**GIVEN DATA**
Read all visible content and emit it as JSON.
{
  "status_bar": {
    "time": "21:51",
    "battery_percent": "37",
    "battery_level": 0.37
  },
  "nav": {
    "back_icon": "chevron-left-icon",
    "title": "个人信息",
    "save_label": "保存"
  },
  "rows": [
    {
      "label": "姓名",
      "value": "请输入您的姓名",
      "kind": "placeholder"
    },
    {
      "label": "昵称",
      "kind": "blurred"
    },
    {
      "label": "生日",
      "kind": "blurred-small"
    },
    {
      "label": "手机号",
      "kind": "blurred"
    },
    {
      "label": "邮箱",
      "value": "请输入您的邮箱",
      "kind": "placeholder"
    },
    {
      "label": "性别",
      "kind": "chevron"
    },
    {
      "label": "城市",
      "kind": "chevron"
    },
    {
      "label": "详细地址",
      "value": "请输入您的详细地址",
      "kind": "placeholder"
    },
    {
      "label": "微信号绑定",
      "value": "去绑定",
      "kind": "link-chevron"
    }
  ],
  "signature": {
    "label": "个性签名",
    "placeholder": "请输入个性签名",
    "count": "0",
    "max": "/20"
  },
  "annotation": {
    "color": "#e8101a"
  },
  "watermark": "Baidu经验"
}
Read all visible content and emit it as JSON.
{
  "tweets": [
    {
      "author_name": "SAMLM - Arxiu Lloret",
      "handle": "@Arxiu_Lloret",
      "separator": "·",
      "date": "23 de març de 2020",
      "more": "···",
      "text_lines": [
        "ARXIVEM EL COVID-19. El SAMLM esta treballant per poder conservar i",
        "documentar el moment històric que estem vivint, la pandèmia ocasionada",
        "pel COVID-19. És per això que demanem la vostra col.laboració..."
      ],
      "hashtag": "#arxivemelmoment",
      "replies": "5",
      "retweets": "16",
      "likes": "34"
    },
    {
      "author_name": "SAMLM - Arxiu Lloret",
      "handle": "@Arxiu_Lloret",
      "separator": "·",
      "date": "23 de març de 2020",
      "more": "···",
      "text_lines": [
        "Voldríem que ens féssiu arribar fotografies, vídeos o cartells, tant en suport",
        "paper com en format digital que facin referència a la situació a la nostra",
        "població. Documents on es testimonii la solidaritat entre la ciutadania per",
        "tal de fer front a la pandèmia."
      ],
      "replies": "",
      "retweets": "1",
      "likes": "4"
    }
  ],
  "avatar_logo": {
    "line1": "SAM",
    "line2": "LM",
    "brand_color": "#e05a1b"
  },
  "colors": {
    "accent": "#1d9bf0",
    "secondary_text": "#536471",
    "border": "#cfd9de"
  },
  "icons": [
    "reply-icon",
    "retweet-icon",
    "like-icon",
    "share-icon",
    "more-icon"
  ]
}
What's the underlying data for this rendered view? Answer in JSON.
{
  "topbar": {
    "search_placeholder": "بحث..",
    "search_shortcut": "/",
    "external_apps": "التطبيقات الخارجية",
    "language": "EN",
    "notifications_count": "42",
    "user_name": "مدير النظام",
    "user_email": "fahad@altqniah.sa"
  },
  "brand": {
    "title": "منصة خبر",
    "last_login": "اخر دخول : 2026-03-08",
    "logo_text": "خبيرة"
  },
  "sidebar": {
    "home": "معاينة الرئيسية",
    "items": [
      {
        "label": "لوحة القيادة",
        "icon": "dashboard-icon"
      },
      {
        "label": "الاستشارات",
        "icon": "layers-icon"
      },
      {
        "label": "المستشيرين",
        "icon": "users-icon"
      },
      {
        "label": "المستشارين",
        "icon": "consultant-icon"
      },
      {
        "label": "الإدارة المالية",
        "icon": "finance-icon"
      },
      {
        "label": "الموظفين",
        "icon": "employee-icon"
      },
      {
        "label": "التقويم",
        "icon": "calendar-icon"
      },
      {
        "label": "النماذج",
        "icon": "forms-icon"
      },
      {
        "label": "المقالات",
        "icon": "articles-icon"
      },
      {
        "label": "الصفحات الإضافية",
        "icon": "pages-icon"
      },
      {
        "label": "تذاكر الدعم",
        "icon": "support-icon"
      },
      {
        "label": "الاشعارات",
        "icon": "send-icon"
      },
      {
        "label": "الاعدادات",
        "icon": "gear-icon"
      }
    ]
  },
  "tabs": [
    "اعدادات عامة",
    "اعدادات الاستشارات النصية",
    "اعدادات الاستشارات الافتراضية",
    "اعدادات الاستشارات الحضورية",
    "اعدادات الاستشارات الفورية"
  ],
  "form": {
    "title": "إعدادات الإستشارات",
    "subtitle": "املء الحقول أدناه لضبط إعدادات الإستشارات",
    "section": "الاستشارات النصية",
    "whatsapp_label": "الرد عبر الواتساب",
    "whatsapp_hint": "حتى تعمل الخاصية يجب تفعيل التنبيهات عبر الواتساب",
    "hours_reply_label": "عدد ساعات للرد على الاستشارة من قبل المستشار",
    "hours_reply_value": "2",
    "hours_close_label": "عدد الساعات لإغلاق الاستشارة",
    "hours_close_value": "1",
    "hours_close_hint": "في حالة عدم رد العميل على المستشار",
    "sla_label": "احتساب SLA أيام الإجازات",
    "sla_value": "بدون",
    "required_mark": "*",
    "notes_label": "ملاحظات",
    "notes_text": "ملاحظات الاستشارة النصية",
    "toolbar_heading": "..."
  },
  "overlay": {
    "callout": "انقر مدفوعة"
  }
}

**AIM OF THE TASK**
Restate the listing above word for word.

**TASK ANSWER**
Read all visible content and emit it as JSON.
{
  "status_bar": {
    "time": "21:51",
    "battery_percent": "37",
    "battery_level": 0.37
  },
  "nav": {
    "back_icon": "chevron-left-icon",
    "title": "个人信息",
    "save_label": "保存"
  },
  "rows": [
    {
      "label": "姓名",
      "value": "请输入您的姓名",
      "kind": "placeholder"
    },
    {
      "label": "昵称",
      "kind": "blurred"
    },
    {
      "label": "生日",
      "kind": "blurred-small"
    },
    {
      "label": "手机号",
      "kind": "blurred"
    },
    {
      "label": "邮箱",
      "value": "请输入您的邮箱",
      "kind": "placeholder"
    },
    {
      "label": "性别",
      "kind": "chevron"
    },
    {
      "label": "城市",
      "kind": "chevron"
    },
    {
      "label": "详细地址",
      "value": "请输入您的详细地址",
      "kind": "placeholder"
    },
    {
      "label": "微信号绑定",
      "value": "去绑定",
      "kind": "link-chevron"
    }
  ],
  "signature": {
    "label": "个性签名",
    "placeholder": "请输入个性签名",
    "count": "0",
    "max": "/20"
  },
  "annotation": {
    "color": "#e8101a"
  },
  "watermark": "Baidu经验"
}
Read all visible content and emit it as JSON.
{
  "tweets": [
    {
      "author_name": "SAMLM - Arxiu Lloret",
      "handle": "@Arxiu_Lloret",
      "separator": "·",
      "date": "23 de març de 2020",
      "more": "···",
      "text_lines": [
        "ARXIVEM EL COVID-19. El SAMLM esta treballant per poder conservar i",
        "documentar el moment històric que estem vivint, la pandèmia ocasionada",
        "pel COVID-19. És per això que demanem la vostra col.laboració..."
      ],
      "hashtag": "#arxivemelmoment",
      "replies": "5",
      "retweets": "16",
      "likes": "34"
    },
    {
      "author_name": "SAMLM - Arxiu Lloret",
      "handle": "@Arxiu_Lloret",
      "separator": "·",
      "date": "23 de març de 2020",
      "more": "···",
      "text_lines": [
        "Voldríem que ens féssiu arribar fotografies, vídeos o cartells, tant en suport",
        "paper com en format digital que facin referència a la situació a la nostra",
        "població. Documents on es testimonii la solidaritat entre la ciutadania per",
        "tal de fer front a la pandèmia."
      ],
      "replies": "",
      "retweets": "1",
      "likes": "4"
    }
  ],
  "avatar_logo": {
    "line1": "SAM",
    "line2": "LM",
    "brand_color": "#e05a1b"
  },
  "colors": {
    "accent": "#1d9bf0",
    "secondary_text": "#536471",
    "border": "#cfd9de"
  },
  "icons": [
    "reply-icon",
    "retweet-icon",
    "like-icon",
    "share-icon",
    "more-icon"
  ]
}
What's the underlying data for this rendered view? Answer in JSON.
{
  "topbar": {
    "search_placeholder": "بحث..",
    "search_shortcut": "/",
    "external_apps": "التطبيقات الخارجية",
    "language": "EN",
    "notifications_count": "42",
    "user_name": "مدير النظام",
    "user_email": "fahad@altqniah.sa"
  },
  "brand": {
    "title": "منصة خبر",
    "last_login": "اخر دخول : 2026-03-08",
    "logo_text": "خبيرة"
  },
  "sidebar": {
    "home": "معاينة الرئيسية",
    "items": [
      {
        "label": "لوحة القيادة",
        "icon": "dashboard-icon"
      },
      {
        "label": "الاستشارات",
        "icon": "layers-icon"
      },
      {
        "label": "المستشيرين",
        "icon": "users-icon"
      },
      {
        "label": "المستشارين",
        "icon": "consultant-icon"
      },
      {
        "label": "الإدارة المالية",
        "icon": "finance-icon"
      },
      {
        "label": "الموظفين",
        "icon": "employee-icon"
      },
      {
        "label": "التقويم",
        "icon": "calendar-icon"
      },
      {
        "label": "النماذج",
        "icon": "forms-icon"
      },
      {
        "label": "المقالات",
        "icon": "articles-icon"
      },
      {
        "label": "الصفحات الإضافية",
        "icon": "pages-icon"
      },
      {
        "label": "تذاكر الدعم",
        "icon": "support-icon"
      },
      {
        "label": "الاشعارات",
        "icon": "send-icon"
      },
      {
        "label": "الاعدادات",
        "icon": "gear-icon"
      }
    ]
  },
  "tabs": [
    "اعدادات عامة",
    "اعدادات الاستشارات النصية",
    "اعدادات الاستشارات الافتراضية",
    "اعدادات الاستشارات الحضورية",
    "اعدادات الاستشارات الفورية"
  ],
  "form": {
    "title": "إعدادات الإستشارات",
    "subtitle": "املء الحقول أدناه لضبط إعدادات الإستشارات",
    "section": "الاستشارات النصية",
    "whatsapp_label": "الرد عبر الواتساب",
    "whatsapp_hint": "حتى تعمل الخاصية يجب تفعيل التنبيهات عبر الواتساب",
    "hours_reply_label": "عدد ساعات للرد على الاستشارة من قبل المستشار",
    "hours_reply_value": "2",
    "hours_close_label": "عدد الساعات لإغلاق الاستشارة",
    "hours_close_value": "1",
    "hours_close_hint": "في حالة عدم رد العميل على المستشار",
    "sla_label": "احتساب SLA أيام الإجازات",
    "sla_value": "بدون",
    "required_mark": "*",
    "notes_label": "ملاحظات",
    "notes_text": "ملاحظات الاستشارة النصية",
    "toolbar_heading": "..."
  },
  "overlay": {
    "callout": "انقر مدفوعة"
  }
}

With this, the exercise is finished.